I’m like a funk jazz guy. Thievery Corp. is my favorite.
How do you take your coffee?…or do you?
I love coffee. I take my coffee black, and then I do a four shot Americano. Something’s Brewing is my favorite place to go locally.
What is your favorite app to use?
I don’t do a lot of apps, but to tell you the truth, I love emoji’s, because I love sending the little symbols to my family. I get into these group texts with the family – I have kids and grandkids that live in California, and my youngest son goes to George Mason out in Virginia, so we’re all sending the little emoji’s to each other; it’s just joyful.
Do you have a “go to” spot in Kalamazoo?
Other than Gazelle, I love to run on the Kal-Haven Trail; that’s my go-to spot for running. I love to walk or bike on the Kalamazoo River Valley Trail with my wife, which is awesome. And I love the Nature Center.
What is the history of Run Camp?
11 years ago, Blaine Lam and I were out on a run, and we were talking about how we could build more participation for the Borgess Run. We thought that people needed to train through the winter together, and that could possibly build more participation.
We had a stretch goal of about 4,000 people in the Borgess Run. The Borgess Run had just turned into a half marathon at that time. We started run camp and had just over 100 people our first year, and it’s grown every year since.
This year, we have almost 100 team leaders, so we are expecting over 1,000 run campers. One of the great things about Run Camp is not that it’s big, but that is has the small groups. We have co-team leaders with groups of 20-15 people that become a little family and support each other through the week and every Saturday morning. And that’s the magic of it; the people who support those pace teams are truly amazing.
Then there’s the structure, organization and discipline of it. We have people out on the course handing out water, we have food at the end, we have aid stations; our volunteers make it happen. And because of all of that, we’re the biggest training group in the nation.
It’s cool because you add in the other local running groups who are training through the winter – some have spun off from Run Camp to start their own groups. That’s what I call Run Camp Nation! It’s amazing – you look anywhere, and there’s a group of people out running. I’m really proud of run camp.
If Gazelle Sports could speak, what would it say?
Gazelle Sports wants to enable all people in our community.
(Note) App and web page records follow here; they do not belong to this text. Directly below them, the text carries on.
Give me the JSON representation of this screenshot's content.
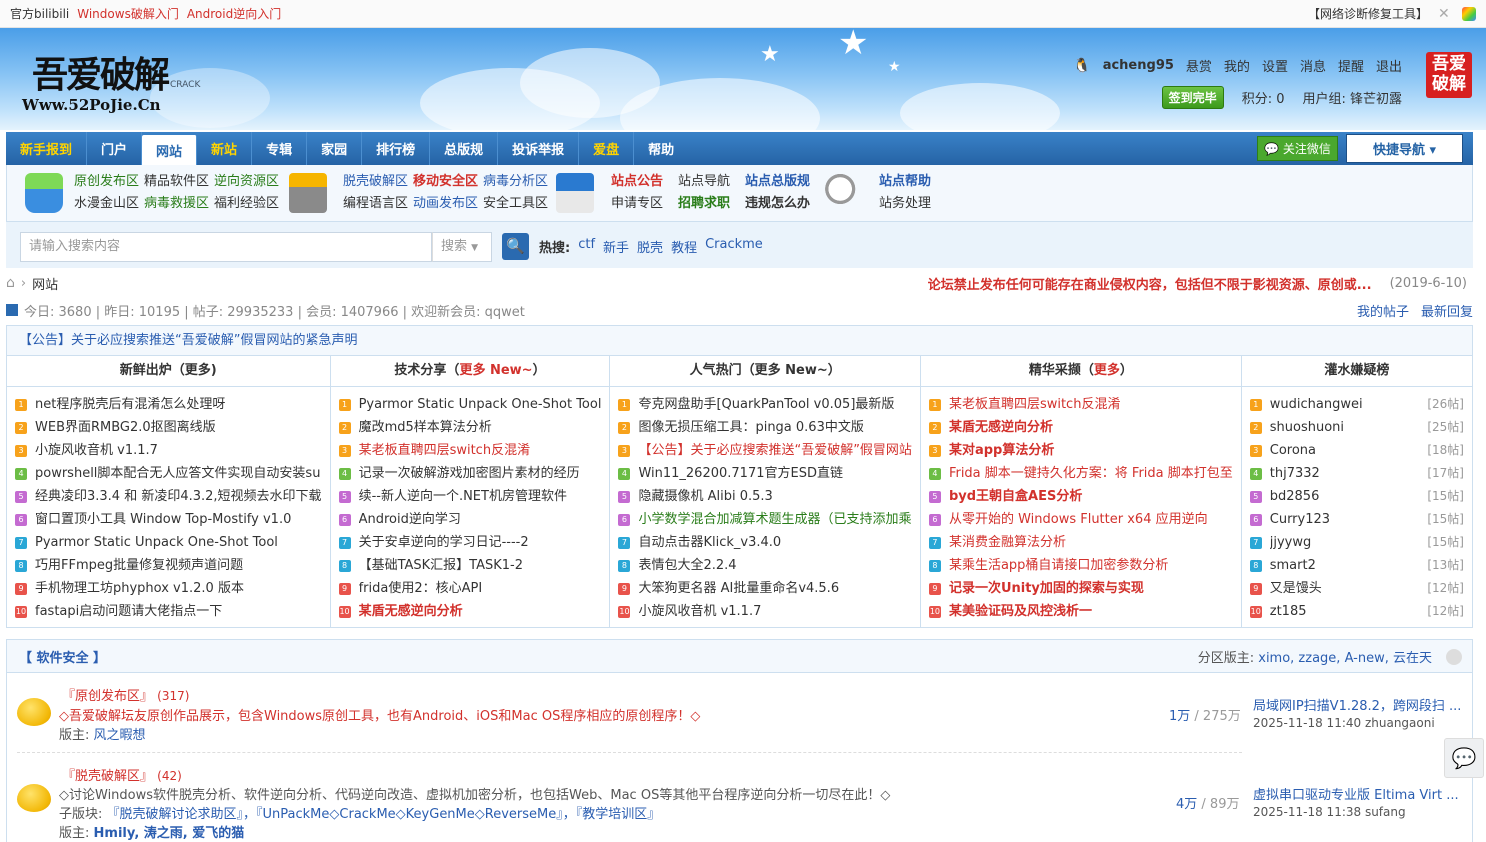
{
  "topbar": {
    "links": [
      "官方bilibili",
      "Windows破解入门",
      "Android逆向入门"
    ],
    "diag": "【网络诊断修复工具】"
  },
  "logo": {
    "big": "吾爱破解",
    "url": "Www.52PoJie.Cn",
    "crack": "CRACK"
  },
  "user": {
    "name": "acheng95",
    "menu": [
      "悬赏",
      "我的",
      "设置",
      "消息",
      "提醒",
      "退出"
    ],
    "checkin": "签到完毕",
    "points": "积分: 0",
    "group": "用户组: 锋芒初露",
    "badge": "吾爱破解"
  },
  "nav": {
    "items": [
      "新手报到",
      "门户",
      "网站",
      "新站",
      "专辑",
      "家园",
      "排行榜",
      "总版规",
      "投诉举报",
      "爱盘",
      "帮助"
    ],
    "wechat": "关注微信",
    "quick": "快捷导航 ▾"
  },
  "subnav": {
    "g1r1": [
      "原创发布区",
      "精品软件区",
      "逆向资源区"
    ],
    "g1r2": [
      "水漫金山区",
      "病毒救援区",
      "福利经验区"
    ],
    "g2r1": [
      "脱壳破解区",
      "移动安全区",
      "病毒分析区"
    ],
    "g2r2": [
      "编程语言区",
      "动画发布区",
      "安全工具区"
    ],
    "g3r1": [
      "站点公告",
      "站点导航",
      "站点总版规"
    ],
    "g3r2": [
      "申请专区",
      "招聘求职",
      "违规怎么办"
    ],
    "g4r1": [
      "站点帮助"
    ],
    "g4r2": [
      "站务处理"
    ]
  },
  "search": {
    "placeholder": "请输入搜索内容",
    "select": "搜索",
    "hot_label": "热搜:",
    "hot": [
      "ctf",
      "新手",
      "脱壳",
      "教程",
      "Crackme"
    ]
  },
  "crumb": {
    "here": "网站",
    "notice": "论坛禁止发布任何可能存在商业侵权内容，包括但不限于影视资源、原创或...",
    "date": "(2019-6-10)"
  },
  "stats": {
    "text": "今日: 3680 | 昨日: 10195 | 帖子: 29935233 | 会员: 1407966 | 欢迎新会员: qqwet",
    "links": [
      "我的帖子",
      "最新回复"
    ]
  },
  "announcement": "【公告】关于必应搜索推送“吾爱破解”假冒网站的紧急声明",
  "columns": [
    {
      "head": "新鲜出炉（更多)",
      "items": [
        "net程序脱壳后有混淆怎么处理呀",
        "WEB界面RMBG2.0抠图离线版",
        "小旋风收音机 v1.1.7",
        "powrshell脚本配合无人应答文件实现自动安装su",
        "经典凌印3.3.4 和 新凌印4.3.2,短视频去水印下载",
        "窗口置顶小工具 Window Top-Mostify v1.0",
        "Pyarmor Static Unpack One-Shot Tool",
        "巧用FFmpeg批量修复视频声道问题",
        "手机物理工坊phyphox v1.2.0 版本",
        "fastapi启动问题请大佬指点一下"
      ]
    },
    {
      "head": "技术分享（",
      "head_red": "更多 New~",
      "head_end": "）",
      "items": [
        "Pyarmor Static Unpack One-Shot Tool",
        "魔改md5样本算法分析",
        "某老板直聘四层switch反混淆",
        "记录一次破解游戏加密图片素材的经历",
        "续--新人逆向一个.NET机房管理软件",
        "Android逆向学习",
        "关于安卓逆向的学习日记----2",
        "【基础TASK汇报】TASK1-2",
        "frida使用2：核心API",
        "某盾无感逆向分析"
      ]
    },
    {
      "head": "人气热门（更多 New~）",
      "items": [
        "夸克网盘助手[QuarkPanTool v0.05]最新版",
        "图像无损压缩工具：pinga 0.63中文版",
        "【公告】关于必应搜索推送“吾爱破解”假冒网站",
        "Win11_26200.7171官方ESD直链",
        "隐藏摄像机 Alibi 0.5.3",
        "小学数学混合加减算术题生成器（已支持添加乘",
        "自动点击器Klick_v3.4.0",
        "表情包大全2.2.4",
        "大笨狗更名器 AI批量重命名v4.5.6",
        "小旋风收音机 v1.1.7"
      ]
    },
    {
      "head": "精华采撷（",
      "head_red": "更多",
      "head_end": "）",
      "items": [
        "某老板直聘四层switch反混淆",
        "某盾无感逆向分析",
        "某对app算法分析",
        "Frida 脚本一键持久化方案：将 Frida 脚本打包至",
        "byd王朝自盒AES分析",
        "从零开始的 Windows Flutter x64 应用逆向",
        "某消费金融算法分析",
        "某乘生活app桶自请接口加密参数分析",
        "记录一次Unity加固的探索与实现",
        "某美验证码及风控浅析一"
      ]
    },
    {
      "head": "灌水嫌疑榜",
      "items": [
        "wudichangwei",
        "shuoshuoni",
        "Corona",
        "thj7332",
        "bd2856",
        "Curry123",
        "jjyywg",
        "smart2",
        "又是馒头",
        "zt185"
      ],
      "counts": [
        "[26帖]",
        "[25帖]",
        "[18帖]",
        "[17帖]",
        "[15帖]",
        "[15帖]",
        "[15帖]",
        "[13帖]",
        "[12帖]",
        "[12帖]"
      ]
    }
  ],
  "section": {
    "title": "【 软件安全 】",
    "mods_label": "分区版主:",
    "mods": "ximo, zzage, A-new, 云在天",
    "forums": [
      {
        "name": "『原创发布区』",
        "count": "(317)",
        "desc": "◇吾爱破解坛友原创作品展示，包含Windows原创工具，也有Android、iOS和Mac OS程序相应的原创程序！◇",
        "mod_label": "版主:",
        "mods": "风之暇想",
        "stat_a": "1万",
        "stat_b": " / 275万",
        "last": "局域网IP扫描V1.28.2，跨网段扫 ...",
        "when": "2025-11-18 11:40 zhuangaoni"
      },
      {
        "name": "『脱壳破解区』",
        "count": "(42)",
        "desc": "◇讨论Windows软件脱壳分析、软件逆向分析、代码逆向改造、虚拟机加密分析，也包括Web、Mac OS等其他平台程序逆向分析一切尽在此！◇",
        "sub_label": "子版块:",
        "subs": "『脱壳破解讨论求助区』，『UnPackMe◇CrackMe◇KeyGenMe◇ReverseMe』，『教学培训区』",
        "mod_label": "版主:",
        "mods": "Hmily, 涛之雨, 爱飞的猫",
        "stat_a": "4万",
        "stat_b": " / 89万",
        "last": "虚拟串口驱动专业版 Eltima Virt ...",
        "when": "2025-11-18 11:38 sufang"
      }
    ]
  },
  "colors": {
    "nav": "#2563a5",
    "red": "#d2312c",
    "link": "#2a5db0",
    "green": "#2a7d1a"
  }
}
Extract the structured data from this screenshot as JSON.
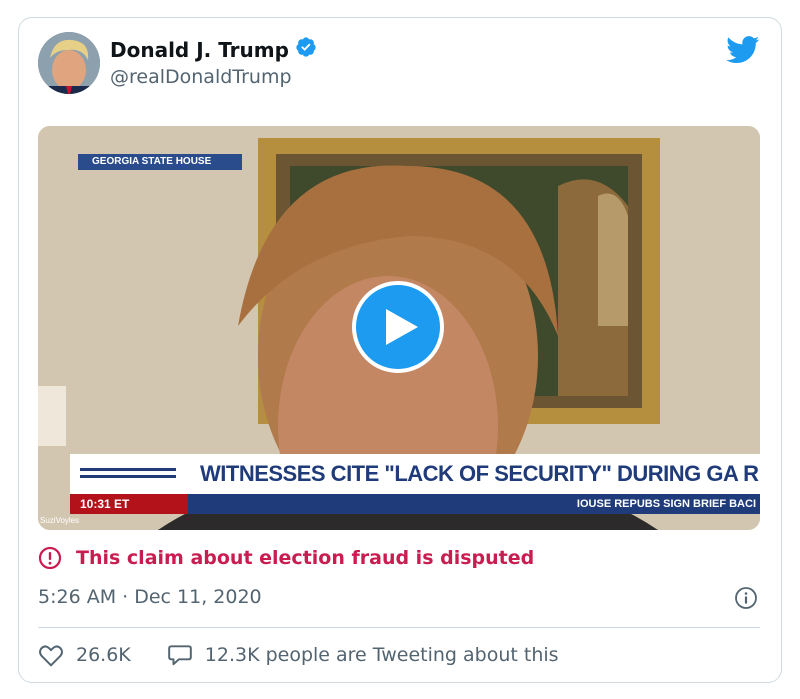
{
  "tweet": {
    "display_name": "Donald J. Trump",
    "handle": "@realDonaldTrump",
    "verified": true,
    "disputed_label": "This claim about election fraud is disputed",
    "timestamp": "5:26 AM · Dec 11, 2020",
    "likes": "26.6K",
    "retweet_text": "12.3K people are Tweeting about this",
    "icons": {
      "logo": "twitter-bird-icon",
      "verified": "verified-badge-icon",
      "play": "play-icon",
      "disputed": "exclamation-circle-icon",
      "info": "info-icon",
      "like": "heart-icon",
      "reply": "speech-bubble-icon"
    }
  },
  "video": {
    "location_tag": "GEORGIA STATE HOUSE",
    "headline": "WITNESSES CITE \"LACK OF SECURITY\" DURING GA RECOUNT",
    "time": "10:31 ET",
    "ticker": "IOUSE REPUBS SIGN BRIEF BACI",
    "watermark": "SuziVoyles"
  },
  "colors": {
    "twitter_blue": "#1d9bf0",
    "disputed_red": "#c91c50",
    "secondary_text": "#536471",
    "chyron_blue": "#1f3b7a",
    "chyron_red": "#b3121b"
  }
}
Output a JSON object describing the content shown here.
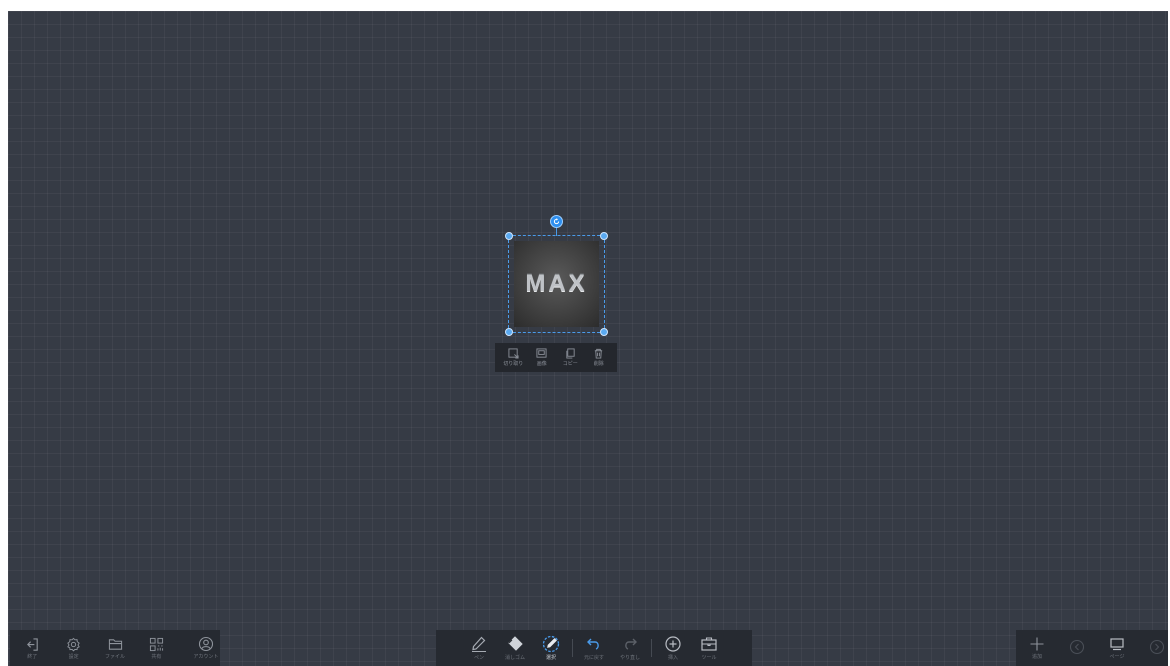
{
  "canvas": {
    "background": "#363b45",
    "grid": true
  },
  "selected_image": {
    "text": "MAX",
    "selection_color": "#4a9bea"
  },
  "context_menu": {
    "items": [
      {
        "icon": "crop-icon",
        "label": "切り取り"
      },
      {
        "icon": "image-icon",
        "label": "画像"
      },
      {
        "icon": "copy-icon",
        "label": "コピー"
      },
      {
        "icon": "trash-icon",
        "label": "削除"
      }
    ]
  },
  "left_toolbar": {
    "items": [
      {
        "icon": "exit-icon",
        "label": "終了"
      },
      {
        "icon": "settings-icon",
        "label": "設定"
      },
      {
        "icon": "folder-icon",
        "label": "ファイル"
      },
      {
        "icon": "qr-code-icon",
        "label": "共有"
      },
      {
        "icon": "user-icon",
        "label": "アカウント"
      }
    ]
  },
  "center_toolbar": {
    "items": [
      {
        "icon": "pen-icon",
        "label": "ペン"
      },
      {
        "icon": "eraser-icon",
        "label": "消しゴム"
      },
      {
        "icon": "select-icon",
        "label": "選択",
        "active": true
      },
      {
        "icon": "undo-icon",
        "label": "元に戻す"
      },
      {
        "icon": "redo-icon",
        "label": "やり直し"
      },
      {
        "icon": "insert-icon",
        "label": "挿入"
      },
      {
        "icon": "toolbox-icon",
        "label": "ツール"
      }
    ],
    "accent": "#4a9bea"
  },
  "right_toolbar": {
    "items": [
      {
        "icon": "add-page-icon",
        "label": "追加"
      },
      {
        "icon": "previous-page-icon",
        "label": ""
      },
      {
        "icon": "pages-icon",
        "label": "ページ"
      },
      {
        "icon": "next-page-icon",
        "label": ""
      }
    ]
  }
}
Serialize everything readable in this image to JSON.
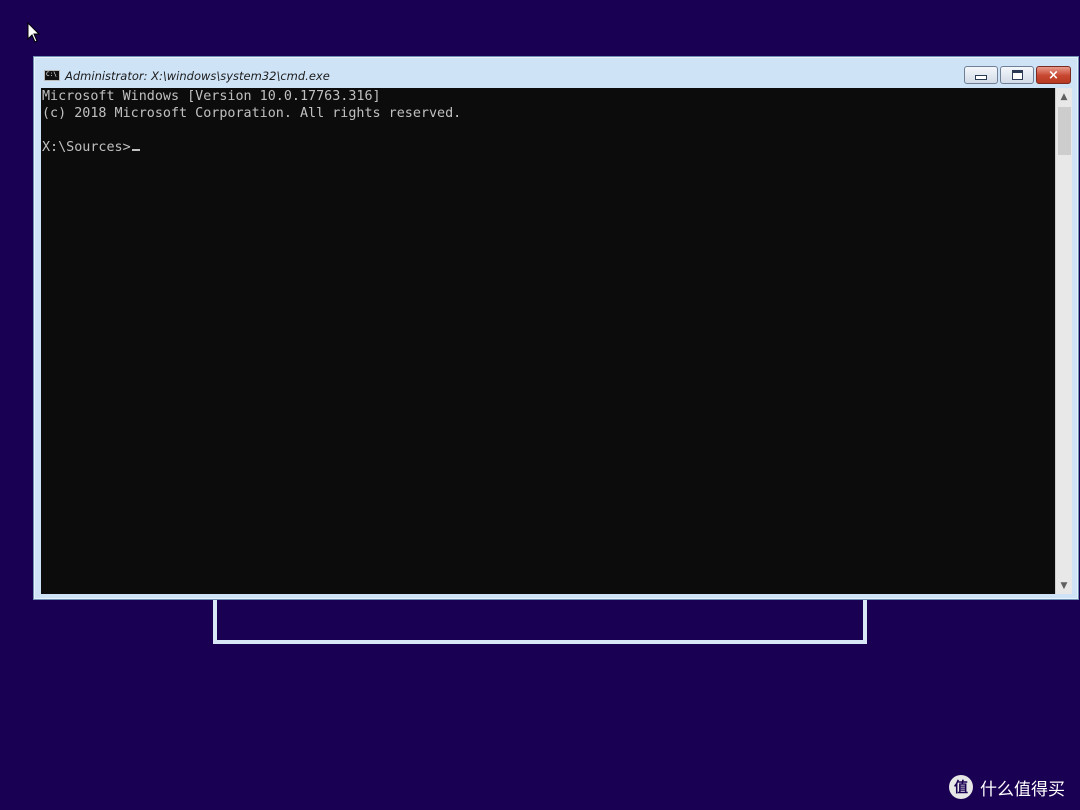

We are trying to not just be our own little bubble. We want to help change people’s lives through movement. We’re doing some things with different groups, churches, neighborhoods, and schools that are unique and new.
We are launching ‘On the Move Kalamazoo’, which will be announced in 2014. It’s a coalition of organizations led by Gazelle Sports and Western Michigan University. With this program, we are going to be able to look at measurables surrounding our community’s health as it’s related to the American Fitness Index.
Another thing is over the summer, we went through a long, difficult certification process to become a B Corporation. A B Corporation is about financial transparency, creating meaningful work for employees, community engagement, and environmental stewardship. We are very excited to be a part of 900 corporations across the country that value these important factors.
When you were younger, what did you want to be when you grew up?
First, I wanted to be a pirate; I liked the whole pirate thing early on. As I got older, I clicked into this whole science thing and I wanted to be a doctor, and be engaged in supporting people’s health. That was the dream, until I decided I was sick of school, and luckily, I was able to create my own environment where I still got to do that!
What kind of advice would you give a first time marathoner?
Here’s a few things. Number one, you don’t want to build up too fast. You don’t try to run as far as you can, and should start with the easier, lower mileage program. Rest days or cross training days are critical. And on the event day, you definitely want to know your pace; that’s the biggest thing. You’ll be in great shape and you’ll want to go too fast too soon and can easily burn out. Those are the three big things.